Cyber Gavel Down: Courtroom Software Hack Threatens Justice System Security

Courtrooms across the globe just got a reality check: malware in JAVS Viewer 8 turned legal recordings into a cybercriminal’s Netflix. Who needs a gavel when you’ve got backdoor access?

Hot Take:

Well, it looks like the legal eagles might need to upgrade their cybersecurity defenses along with their gavels! In a plot twist worthy of a courtroom drama, JAVS Viewer 8, the software that records the thrilling ‘Objection, your honor!’ moments, got a malware makeover, turning court recordings into an open mic night for hackers. And you thought eavesdropping was just for nosy neighbors!

Key Points:

  • The JAVS Viewer 8 software, essential for courtrooms, was infected with a backdoor via a supply chain attack.
  • Rapid7, the cyber-Sherlock Holmes, sniffed out the malware and alerted the creators, who have since cleaned the digital mess.
  • Version 8.3.7 of the software was the Judas in the courtroom, giving hackers all-access passes to infected systems.
  • Ars Technica reports at least 38 endpoints caught the cyber flu, and the cleanup is more tedious than jury selection.
  • Justice AV Solutions reset passwords, conducted a full audit, and has confirmed their current digital docket is clean and secure.

Need to know more?

No Objection to Suspicion

Imagine you're recording a court proceeding, capturing every 'I swear to tell the truth' and 'Objection!' Then, bam! You find out your trusty software's been moonlighting as a double agent for Team Hacker. That's the reality for the JAVS Viewer 8 software, which got a side gig in malware distribution, courtesy of a supply chain attack that would make any legal professional spit out their coffee.

A Backdoor in the Courtroom

The culprits snuck in a backdoor faster than a defendant's alibi. This wasn't some amateur hour hack; this was a sophisticated 'here's your VIP pass, Mr. Hacker' situation. The compromised version, 8.3.7, was the Trojan horse nobody asked for. Could you imagine if this backdoor was discovered during a trial? "Your honor, we'd like to present Exhibit A: our own compromised security."

Cleaning Up the Evidence

Like any good cleanup crew after a messy trial, JAVS went to work. They pulled the malware-riddled version faster than a judge's gavel bangs for order. Passwords were reset, audits done, and they've assured us that the digital courtroom is now squeaky clean. So, lawyers can go back to arguing over the Oxford comma without fear of cyber eavesdropping.

Lessons Learned?

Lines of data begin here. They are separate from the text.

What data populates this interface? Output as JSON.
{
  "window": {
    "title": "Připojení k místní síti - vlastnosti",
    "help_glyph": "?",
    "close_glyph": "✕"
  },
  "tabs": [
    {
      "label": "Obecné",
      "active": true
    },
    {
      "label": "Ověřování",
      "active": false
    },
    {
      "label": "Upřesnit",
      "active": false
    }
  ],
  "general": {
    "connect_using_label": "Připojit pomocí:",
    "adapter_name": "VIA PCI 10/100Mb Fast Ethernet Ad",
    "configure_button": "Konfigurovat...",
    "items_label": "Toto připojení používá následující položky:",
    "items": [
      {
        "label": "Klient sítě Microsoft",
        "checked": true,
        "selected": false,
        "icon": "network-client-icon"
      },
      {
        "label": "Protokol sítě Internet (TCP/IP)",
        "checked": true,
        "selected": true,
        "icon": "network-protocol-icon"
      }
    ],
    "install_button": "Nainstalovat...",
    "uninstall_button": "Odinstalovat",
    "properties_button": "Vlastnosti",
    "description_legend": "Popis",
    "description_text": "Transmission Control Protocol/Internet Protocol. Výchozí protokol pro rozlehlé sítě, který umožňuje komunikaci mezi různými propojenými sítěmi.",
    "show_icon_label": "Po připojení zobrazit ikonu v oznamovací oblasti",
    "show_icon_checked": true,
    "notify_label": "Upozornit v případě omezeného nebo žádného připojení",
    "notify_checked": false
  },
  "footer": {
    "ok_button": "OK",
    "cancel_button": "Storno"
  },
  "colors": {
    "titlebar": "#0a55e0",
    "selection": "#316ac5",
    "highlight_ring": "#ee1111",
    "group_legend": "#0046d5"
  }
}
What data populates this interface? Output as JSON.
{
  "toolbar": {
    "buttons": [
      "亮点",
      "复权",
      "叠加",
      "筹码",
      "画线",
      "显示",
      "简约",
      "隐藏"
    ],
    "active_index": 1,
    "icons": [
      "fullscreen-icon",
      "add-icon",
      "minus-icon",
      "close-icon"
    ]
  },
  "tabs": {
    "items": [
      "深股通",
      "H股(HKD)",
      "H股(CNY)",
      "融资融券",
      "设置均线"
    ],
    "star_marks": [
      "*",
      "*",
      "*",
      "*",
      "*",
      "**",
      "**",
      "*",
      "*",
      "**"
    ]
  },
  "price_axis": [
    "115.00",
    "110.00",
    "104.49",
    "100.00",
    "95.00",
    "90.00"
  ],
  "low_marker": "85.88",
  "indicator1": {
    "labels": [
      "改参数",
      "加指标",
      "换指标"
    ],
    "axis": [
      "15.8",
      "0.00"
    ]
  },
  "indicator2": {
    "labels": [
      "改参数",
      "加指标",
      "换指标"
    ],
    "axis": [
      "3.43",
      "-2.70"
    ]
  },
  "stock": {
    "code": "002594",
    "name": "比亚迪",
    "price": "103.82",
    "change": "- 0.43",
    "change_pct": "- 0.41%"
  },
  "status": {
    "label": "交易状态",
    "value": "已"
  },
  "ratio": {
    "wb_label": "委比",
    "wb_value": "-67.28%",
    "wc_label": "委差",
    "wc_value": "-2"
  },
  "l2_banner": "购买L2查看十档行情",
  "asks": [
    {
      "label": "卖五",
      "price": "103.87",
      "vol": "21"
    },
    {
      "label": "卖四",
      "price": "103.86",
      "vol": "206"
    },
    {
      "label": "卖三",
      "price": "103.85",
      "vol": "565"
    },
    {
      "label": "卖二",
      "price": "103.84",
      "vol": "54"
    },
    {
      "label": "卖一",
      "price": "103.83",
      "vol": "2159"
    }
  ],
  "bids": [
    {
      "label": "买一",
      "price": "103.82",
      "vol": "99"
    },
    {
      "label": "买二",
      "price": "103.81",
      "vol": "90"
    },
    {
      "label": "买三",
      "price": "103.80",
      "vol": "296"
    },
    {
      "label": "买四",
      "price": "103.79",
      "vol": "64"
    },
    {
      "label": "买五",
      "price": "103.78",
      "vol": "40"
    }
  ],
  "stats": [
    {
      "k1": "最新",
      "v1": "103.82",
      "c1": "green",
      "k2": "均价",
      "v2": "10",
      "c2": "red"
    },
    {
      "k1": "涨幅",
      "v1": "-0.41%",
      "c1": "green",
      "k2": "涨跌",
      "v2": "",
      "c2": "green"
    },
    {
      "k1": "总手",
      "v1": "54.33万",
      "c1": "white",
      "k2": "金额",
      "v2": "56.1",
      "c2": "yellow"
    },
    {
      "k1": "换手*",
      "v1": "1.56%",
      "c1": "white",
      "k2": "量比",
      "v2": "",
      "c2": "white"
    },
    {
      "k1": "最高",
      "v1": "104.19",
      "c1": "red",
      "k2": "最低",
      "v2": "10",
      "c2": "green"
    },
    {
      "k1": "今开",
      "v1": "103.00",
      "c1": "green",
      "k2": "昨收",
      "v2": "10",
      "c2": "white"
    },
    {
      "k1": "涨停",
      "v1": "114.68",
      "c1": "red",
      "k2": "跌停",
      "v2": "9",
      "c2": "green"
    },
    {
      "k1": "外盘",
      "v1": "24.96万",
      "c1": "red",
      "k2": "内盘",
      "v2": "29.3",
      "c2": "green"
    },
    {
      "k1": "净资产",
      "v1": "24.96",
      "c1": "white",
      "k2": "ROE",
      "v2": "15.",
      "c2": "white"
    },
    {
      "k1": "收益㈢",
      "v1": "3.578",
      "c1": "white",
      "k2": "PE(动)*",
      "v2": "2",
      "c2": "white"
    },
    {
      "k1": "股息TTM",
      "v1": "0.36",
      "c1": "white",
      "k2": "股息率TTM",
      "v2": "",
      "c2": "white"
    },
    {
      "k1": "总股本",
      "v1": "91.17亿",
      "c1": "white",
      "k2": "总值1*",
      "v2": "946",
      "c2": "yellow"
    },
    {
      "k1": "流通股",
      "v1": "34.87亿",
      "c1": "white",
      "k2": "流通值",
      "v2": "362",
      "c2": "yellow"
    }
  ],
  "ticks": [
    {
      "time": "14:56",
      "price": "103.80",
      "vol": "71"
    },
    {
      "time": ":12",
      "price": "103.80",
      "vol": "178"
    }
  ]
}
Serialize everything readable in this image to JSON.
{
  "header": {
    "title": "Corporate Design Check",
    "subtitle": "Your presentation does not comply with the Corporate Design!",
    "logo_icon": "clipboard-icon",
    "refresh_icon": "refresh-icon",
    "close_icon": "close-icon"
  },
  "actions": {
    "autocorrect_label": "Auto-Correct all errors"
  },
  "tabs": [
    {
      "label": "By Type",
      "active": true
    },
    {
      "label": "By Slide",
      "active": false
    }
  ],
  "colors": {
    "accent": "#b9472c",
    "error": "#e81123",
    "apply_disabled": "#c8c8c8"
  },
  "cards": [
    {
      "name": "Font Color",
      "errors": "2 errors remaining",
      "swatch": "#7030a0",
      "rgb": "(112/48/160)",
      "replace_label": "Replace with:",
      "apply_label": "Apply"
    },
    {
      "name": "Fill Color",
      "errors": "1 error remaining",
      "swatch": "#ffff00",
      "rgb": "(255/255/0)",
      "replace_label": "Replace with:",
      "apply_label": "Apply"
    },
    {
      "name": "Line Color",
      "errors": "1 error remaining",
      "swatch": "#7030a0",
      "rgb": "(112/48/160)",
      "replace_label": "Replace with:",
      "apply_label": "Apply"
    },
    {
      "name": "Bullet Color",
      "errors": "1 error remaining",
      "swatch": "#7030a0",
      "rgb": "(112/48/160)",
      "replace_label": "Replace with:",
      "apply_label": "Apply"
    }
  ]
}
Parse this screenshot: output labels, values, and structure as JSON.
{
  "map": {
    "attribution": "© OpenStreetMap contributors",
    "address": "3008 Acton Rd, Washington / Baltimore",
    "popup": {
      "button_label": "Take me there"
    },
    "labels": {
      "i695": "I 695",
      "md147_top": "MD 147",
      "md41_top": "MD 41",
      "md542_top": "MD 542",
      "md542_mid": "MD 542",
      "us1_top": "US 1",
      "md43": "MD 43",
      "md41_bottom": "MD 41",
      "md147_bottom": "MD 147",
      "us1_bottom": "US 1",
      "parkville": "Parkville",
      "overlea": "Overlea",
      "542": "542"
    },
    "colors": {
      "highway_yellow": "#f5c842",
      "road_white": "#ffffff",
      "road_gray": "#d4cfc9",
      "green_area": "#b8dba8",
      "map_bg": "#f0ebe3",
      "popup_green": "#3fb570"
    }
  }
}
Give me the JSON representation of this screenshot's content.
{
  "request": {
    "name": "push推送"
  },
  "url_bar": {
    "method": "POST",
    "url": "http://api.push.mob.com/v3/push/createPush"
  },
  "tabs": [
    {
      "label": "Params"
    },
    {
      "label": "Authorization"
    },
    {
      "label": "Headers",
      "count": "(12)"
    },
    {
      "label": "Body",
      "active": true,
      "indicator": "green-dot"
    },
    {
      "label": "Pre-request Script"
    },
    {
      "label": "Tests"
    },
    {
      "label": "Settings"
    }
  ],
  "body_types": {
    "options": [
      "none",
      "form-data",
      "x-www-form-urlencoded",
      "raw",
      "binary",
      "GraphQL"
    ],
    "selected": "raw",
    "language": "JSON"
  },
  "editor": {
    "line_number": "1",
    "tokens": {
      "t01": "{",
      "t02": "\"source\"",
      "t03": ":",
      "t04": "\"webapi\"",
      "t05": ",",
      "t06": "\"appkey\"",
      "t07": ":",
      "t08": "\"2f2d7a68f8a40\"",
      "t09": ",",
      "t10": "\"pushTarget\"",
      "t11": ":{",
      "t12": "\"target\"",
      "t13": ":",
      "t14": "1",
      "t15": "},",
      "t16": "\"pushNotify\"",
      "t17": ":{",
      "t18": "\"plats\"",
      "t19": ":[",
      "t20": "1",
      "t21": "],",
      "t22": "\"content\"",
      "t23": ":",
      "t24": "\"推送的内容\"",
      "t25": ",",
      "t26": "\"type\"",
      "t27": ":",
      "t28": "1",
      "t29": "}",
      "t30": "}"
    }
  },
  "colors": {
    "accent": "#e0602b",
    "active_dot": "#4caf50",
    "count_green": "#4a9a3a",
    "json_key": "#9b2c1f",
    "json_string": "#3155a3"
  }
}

What's the moral of this courtroom saga? Even the software that records our justice system isn't above the law... of malware, that is. It's a stark reminder that in the digital age, not even the most venerated institutions are safe from the grasp of cyber malfeasance. So, keep your software updated, your passwords complex, and maybe, just maybe, keep a typewriter around... you know, just in case.

Subscribe for More Legal Drama

If you enjoy legal thrillers mixed with a touch of tech, sign up for the TechRadar Pro newsletter. It's like getting a daily briefing from your cyber-lawyer, minus the hourly rate. And for those who want to stay ahead of the cyber curve, check out the latest and greatest in firewalls and endpoint protection tools. Because, let's face it, in the world of cybersecurity, it's better to be safe than sorry—or subpoenaed.

About the Author

Our scribe of the cyber age, Sead, hails from Sarajevo and has more IT and cybersecurity knowledge in his pinky than most have in their whole browser history. With over a decade of experience and a resume that includes Al Jazeera Balkans, he's the guy you want writing about your firewalls and 5G networks. Plus, he teaches content writing, so you know he's got the chops.

Tags: backdoor vulnerability, court recording software, data breach, enterprise security, JAVS Viewer 8, Malware, supply-chain attack